[DESCRIPTION OF THE TASK]
What lines in the records below include the word "icon"? Return each one.
--- SOURCE RECORDS ---
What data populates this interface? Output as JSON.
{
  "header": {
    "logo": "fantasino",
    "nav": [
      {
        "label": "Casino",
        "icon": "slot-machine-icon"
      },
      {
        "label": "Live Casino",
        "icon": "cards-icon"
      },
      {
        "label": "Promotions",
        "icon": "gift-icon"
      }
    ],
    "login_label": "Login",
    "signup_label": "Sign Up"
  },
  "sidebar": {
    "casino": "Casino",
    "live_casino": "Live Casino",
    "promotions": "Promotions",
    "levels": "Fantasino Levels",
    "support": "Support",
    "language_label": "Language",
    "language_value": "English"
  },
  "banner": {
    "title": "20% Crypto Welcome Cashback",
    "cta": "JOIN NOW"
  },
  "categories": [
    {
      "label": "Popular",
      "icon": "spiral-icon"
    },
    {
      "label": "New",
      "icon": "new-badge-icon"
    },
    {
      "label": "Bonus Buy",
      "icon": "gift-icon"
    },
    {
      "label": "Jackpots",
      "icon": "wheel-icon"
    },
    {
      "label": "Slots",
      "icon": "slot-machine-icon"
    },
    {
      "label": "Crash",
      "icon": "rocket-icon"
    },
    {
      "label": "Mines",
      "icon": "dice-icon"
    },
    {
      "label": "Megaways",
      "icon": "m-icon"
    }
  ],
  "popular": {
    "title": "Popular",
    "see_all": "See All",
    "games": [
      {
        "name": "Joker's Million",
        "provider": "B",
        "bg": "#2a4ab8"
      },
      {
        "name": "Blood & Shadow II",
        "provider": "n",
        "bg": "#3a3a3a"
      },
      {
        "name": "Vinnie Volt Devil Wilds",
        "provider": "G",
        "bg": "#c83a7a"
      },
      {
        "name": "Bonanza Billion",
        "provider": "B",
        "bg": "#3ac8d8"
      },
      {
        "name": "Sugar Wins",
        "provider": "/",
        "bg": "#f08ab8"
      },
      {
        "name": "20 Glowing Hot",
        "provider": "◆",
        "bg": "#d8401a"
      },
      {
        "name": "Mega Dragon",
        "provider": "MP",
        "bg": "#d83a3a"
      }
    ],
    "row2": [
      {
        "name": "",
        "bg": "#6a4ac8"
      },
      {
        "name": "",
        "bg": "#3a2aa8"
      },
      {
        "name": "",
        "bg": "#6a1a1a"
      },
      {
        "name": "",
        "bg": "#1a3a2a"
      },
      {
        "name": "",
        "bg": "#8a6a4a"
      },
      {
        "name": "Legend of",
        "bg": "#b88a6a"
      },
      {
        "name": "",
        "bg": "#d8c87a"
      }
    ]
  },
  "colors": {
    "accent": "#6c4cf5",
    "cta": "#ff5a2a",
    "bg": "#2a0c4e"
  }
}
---
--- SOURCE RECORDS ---
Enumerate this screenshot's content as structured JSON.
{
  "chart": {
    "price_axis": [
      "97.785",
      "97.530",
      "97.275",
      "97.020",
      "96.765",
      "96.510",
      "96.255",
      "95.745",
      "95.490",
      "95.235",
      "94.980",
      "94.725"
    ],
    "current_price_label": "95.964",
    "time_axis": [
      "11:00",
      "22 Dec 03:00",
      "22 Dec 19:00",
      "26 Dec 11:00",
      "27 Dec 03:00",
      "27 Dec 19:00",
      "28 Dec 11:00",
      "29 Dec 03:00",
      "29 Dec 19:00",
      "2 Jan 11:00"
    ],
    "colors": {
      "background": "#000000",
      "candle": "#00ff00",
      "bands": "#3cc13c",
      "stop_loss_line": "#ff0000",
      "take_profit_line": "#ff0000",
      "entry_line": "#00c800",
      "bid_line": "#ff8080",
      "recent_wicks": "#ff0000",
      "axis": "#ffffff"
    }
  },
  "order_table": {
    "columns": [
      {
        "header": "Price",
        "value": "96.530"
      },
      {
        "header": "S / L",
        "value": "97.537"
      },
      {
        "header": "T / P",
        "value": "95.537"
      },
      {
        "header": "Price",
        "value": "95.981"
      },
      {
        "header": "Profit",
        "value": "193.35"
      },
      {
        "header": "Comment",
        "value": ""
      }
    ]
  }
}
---
[RESULT]
        "icon": "slot-machine-icon"
        "icon": "cards-icon"
        "icon": "gift-icon"
      "icon": "spiral-icon"
      "icon": "new-badge-icon"
      "icon": "gift-icon"
      "icon": "wheel-icon"
      "icon": "slot-machine-icon"
      "icon": "rocket-icon"
      "icon": "dice-icon"
      "icon": "m-icon"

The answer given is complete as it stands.